(photo, right, by Michelle Cull)

4- Along with the mealtime door feedings, take a couple of hand towels and rub one on your dog and the other on your cat. Then place each of the towels in the opposite animal’s space, giving each animal the opportunity to experience the scent of the other without having to interact. Ideally, we want your dog and cat to investigate these towels and eventually ignore them.

5- If you are successful with the towels, switch your animals’ locations so they can investigate each other’s living spaces and get the full smell all the way around. They can stay in these new locations for a few hours or even a day, and you can do this a couple times over the next week.

6- Once your stubbydog and feline are comfortably eating on opposite sides of the door, move your animals’ dishes back a foot or so and crack open the door an inch, so they can get a little visual sneak peek. For safety’s sake, use a doorstop to prevent the door being opened any wider. As long as the feedings are going smoothly with no growling, barking, hissing, scratching, or other stressed behaviors, you can continue opening the door an inch at a time, but incorporate the use of a baby gate and leash for added protection.
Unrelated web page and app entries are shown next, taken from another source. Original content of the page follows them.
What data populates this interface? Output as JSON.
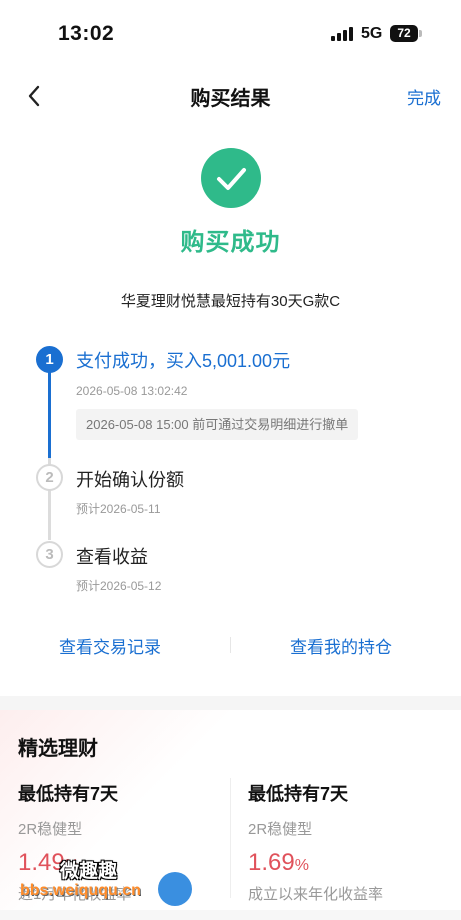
{
  "status_bar": {
    "time": "13:02",
    "network": "5G",
    "battery": "72"
  },
  "nav": {
    "title": "购买结果",
    "done": "完成"
  },
  "success": {
    "title": "购买成功",
    "product": "华夏理财悦慧最短持有30天G款C"
  },
  "steps": [
    {
      "num": "1",
      "title": "支付成功，买入5,001.00元",
      "sub": "2026-05-08 13:02:42",
      "note": "2026-05-08 15:00 前可通过交易明细进行撤单"
    },
    {
      "num": "2",
      "title": "开始确认份额",
      "sub": "预计2026-05-11"
    },
    {
      "num": "3",
      "title": "查看收益",
      "sub": "预计2026-05-12"
    }
  ],
  "actions": {
    "records": "查看交易记录",
    "holdings": "查看我的持仓"
  },
  "recommended": {
    "title": "精选理财",
    "items": [
      {
        "name": "最低持有7天",
        "risk": "2R稳健型",
        "rate": "1.49",
        "unit": "%",
        "desc": "近1月年化收益率"
      },
      {
        "name": "最低持有7天",
        "risk": "2R稳健型",
        "rate": "1.69",
        "unit": "%",
        "desc": "成立以来年化收益率"
      }
    ]
  },
  "watermark": {
    "top": "微趣趣",
    "bottom": "bbs.weiququ.cn"
  },
  "colors": {
    "accent": "#1a6fd1",
    "success": "#2fba8a",
    "rate": "#e0525b"
  }
}
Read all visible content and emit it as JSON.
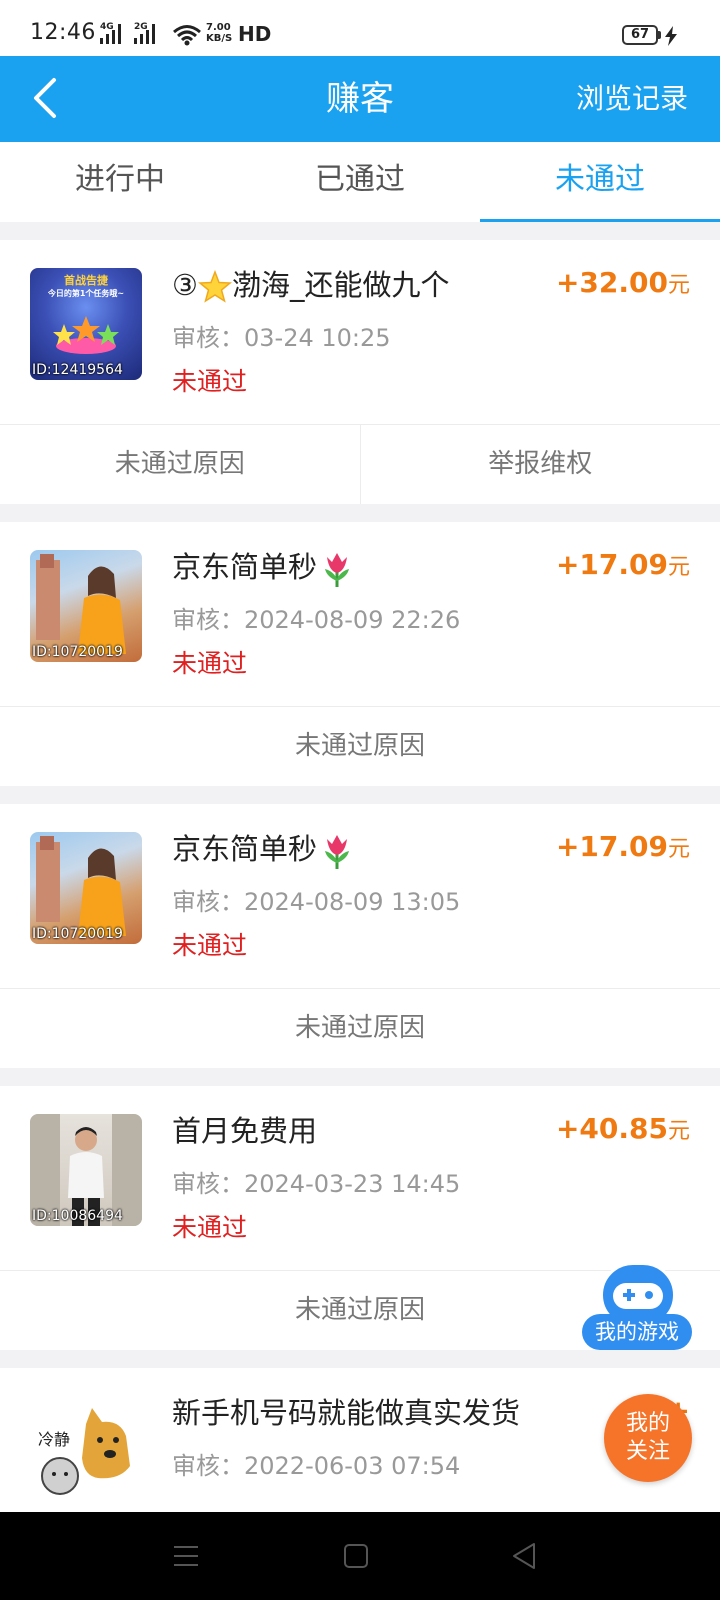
{
  "status_bar": {
    "time": "12:46",
    "signal1": "4G",
    "signal2": "2G",
    "speed_value": "7.00",
    "speed_unit": "KB/S",
    "hd": "HD",
    "battery": "67"
  },
  "header": {
    "back_icon": "chevron-left-icon",
    "title": "赚客",
    "history_label": "浏览记录",
    "color": "#1aa2f1"
  },
  "tabs": [
    {
      "label": "进行中",
      "active": false
    },
    {
      "label": "已通过",
      "active": false
    },
    {
      "label": "未通过",
      "active": true
    }
  ],
  "tasks": [
    {
      "id_label": "ID:12419564",
      "title": "③",
      "title_emoji": "star-icon",
      "title_rest": "渤海_还能做九个",
      "review": "审核：03-24 10:25",
      "status": "未通过",
      "reward": "+32.00",
      "unit": "元",
      "actions": [
        "未通过原因",
        "举报维权"
      ],
      "thumb_caption_lines": [
        "首战告捷",
        "今日的第1个任务哦~"
      ]
    },
    {
      "id_label": "ID:10720019",
      "title": "京东简单秒",
      "title_emoji": "tulip-icon",
      "review": "审核：2024-08-09 22:26",
      "status": "未通过",
      "reward": "+17.09",
      "unit": "元",
      "actions": [
        "未通过原因"
      ]
    },
    {
      "id_label": "ID:10720019",
      "title": "京东简单秒",
      "title_emoji": "tulip-icon",
      "review": "审核：2024-08-09 13:05",
      "status": "未通过",
      "reward": "+17.09",
      "unit": "元",
      "actions": [
        "未通过原因"
      ]
    },
    {
      "id_label": "ID:10086494",
      "title": "首月免费用",
      "review": "审核：2024-03-23 14:45",
      "status": "未通过",
      "reward": "+40.85",
      "unit": "元",
      "actions": [
        "未通过原因"
      ]
    },
    {
      "title": "新手机号码就能做真实发货",
      "review": "审核：2022-06-03 07:54",
      "reward_partial": "+",
      "thumb_text": "冷静"
    }
  ],
  "floating": {
    "games_icon": "gamepad-icon",
    "games_label": "我的游戏",
    "follow_line1": "我的",
    "follow_line2": "关注"
  },
  "colors": {
    "reward": "#f07a12",
    "status_failed": "#e02020",
    "tab_active": "#1aa2f1"
  }
}
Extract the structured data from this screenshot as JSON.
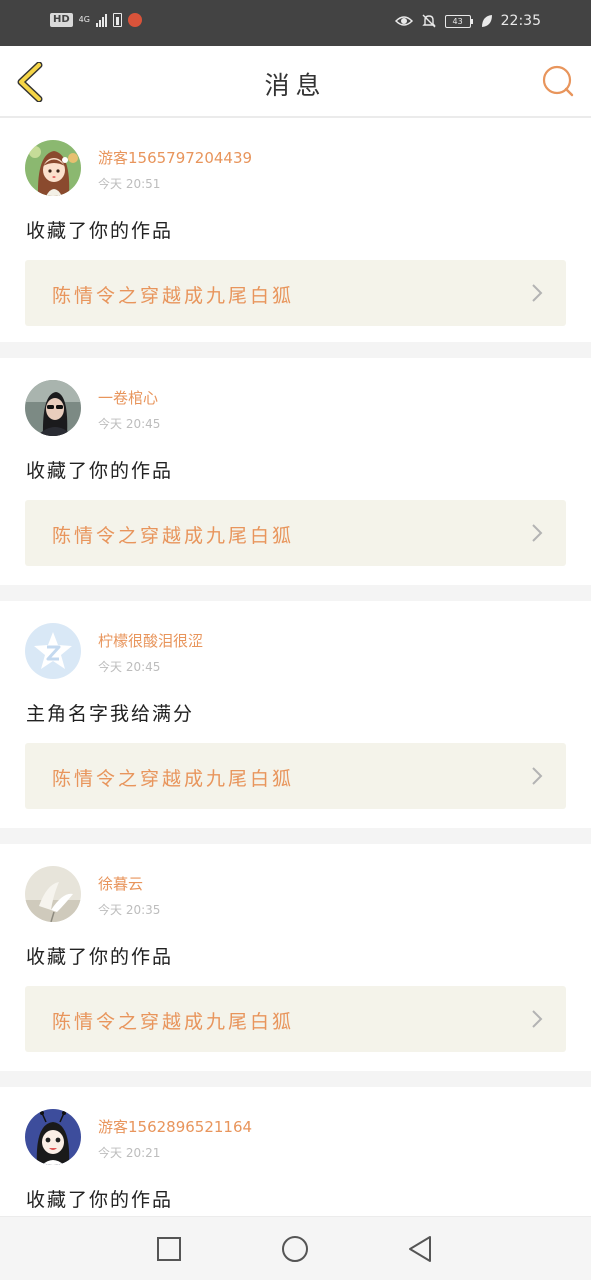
{
  "status_bar": {
    "hd": "HD",
    "network": "4G",
    "network_sub": "46",
    "battery": "43",
    "time": "22:35",
    "icons": [
      "hd-badge",
      "signal-icon",
      "battery-saver-icon",
      "app-notification-icon",
      "eye-comfort-icon",
      "mute-icon",
      "battery-icon",
      "leaf-icon"
    ]
  },
  "header": {
    "back_icon": "chevron-left-icon",
    "title": "消息",
    "search_icon": "search-icon"
  },
  "colors": {
    "accent": "#e8955c",
    "back_arrow": "#f5d547",
    "card_link_bg": "#f4f3ea",
    "separator": "#f4f4f4",
    "status_bar": "#434343"
  },
  "messages": [
    {
      "user": "游客1565797204439",
      "time": "今天 20:51",
      "action": "收藏了你的作品",
      "work": "陈情令之穿越成九尾白狐",
      "avatar": "cartoon-girl-avatar"
    },
    {
      "user": "一卷棺心",
      "time": "今天 20:45",
      "action": "收藏了你的作品",
      "work": "陈情令之穿越成九尾白狐",
      "avatar": "photo-avatar"
    },
    {
      "user": "柠檬很酸泪很涩",
      "time": "今天 20:45",
      "action": "主角名字我给满分",
      "work": "陈情令之穿越成九尾白狐",
      "avatar": "qq-default-avatar"
    },
    {
      "user": "徐暮云",
      "time": "今天 20:35",
      "action": "收藏了你的作品",
      "work": "陈情令之穿越成九尾白狐",
      "avatar": "flower-photo-avatar"
    },
    {
      "user": "游客1562896521164",
      "time": "今天 20:21",
      "action": "收藏了你的作品",
      "work": "",
      "avatar": "cartoon-bug-avatar"
    }
  ],
  "nav_bar": {
    "recents_icon": "square-icon",
    "home_icon": "circle-icon",
    "back_icon": "triangle-back-icon"
  }
}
7- After at least a week of scent swapping and shared meals, bring your dog on leash into a large room with your cat on the opposite side. Near meal time is a great time for this, as both of your animals will be hungry and eager to work! Engage your dog in those basic obedience skills you’ve been practicing, and reward your dog for looking at the cat and looking away or looking at you. Have another person playing and feeding your kitty without using restraint. Keep these sessions short at just five to 10 minutes to start.

8- Repeat these planned introductions several times until both animals are noticeably relaxed. Increase their length, and decrease the distance between your animals. If at any time your cat runs away or your dog becomes reactive (barking, growling, staring or lunging), go back to a safer distance and repeat until successful.

9- If multiple introductions at closer distances are incident-free, drop your dog’s leash but engage him or her and your cat in separate activities. Continue increasing the amount of time your cat and stubby dog are spending time together, always supervising them and keeping them separated when you’re away.


(photo by Ulla Toikka Edades)

Often introductions can progress quickly in just a week or two; others may take several months until both animals are comfortable in each other’s presence. If at any time along the way you’re unsure about the behavior of your stubby dog or your furry friend, contact a certified dog trainer or behavior consultant for professional support. Visit the Certification Council of Professional Dog Trainers for a listing of trainers in your area.

About the author: Lisa Gunter, CBCC-KA, CPDT-KA, has worked with dogs and cats at animal shelters and with their guardians for nine years. She received her training certification from the Certification Council for Professional Dog Trainers in 2007 and earned her behavior consulting certification in 2011. She is an American Kennel Club Canine Good Citizen (CGC) and Association of Pet Dog Trainers Canine Life & Social Skills (CLASS) evaluator. During her career, Lisa has supervised the dog program at Pets Unlimited, managed the shelter behavior departments at the Dumb Friends League and Animal Humane New Mexico, and currently coordinates behavior and training services for Pawsitive Tails in San Francisco. She shares her home with her Border Collie Sonya, Lab/Poodle mix Sweets and three charming chickens. 

« « CKGC (Canine Kinda-Good Citizen) | The Resilient Rico » »

Comments are closed.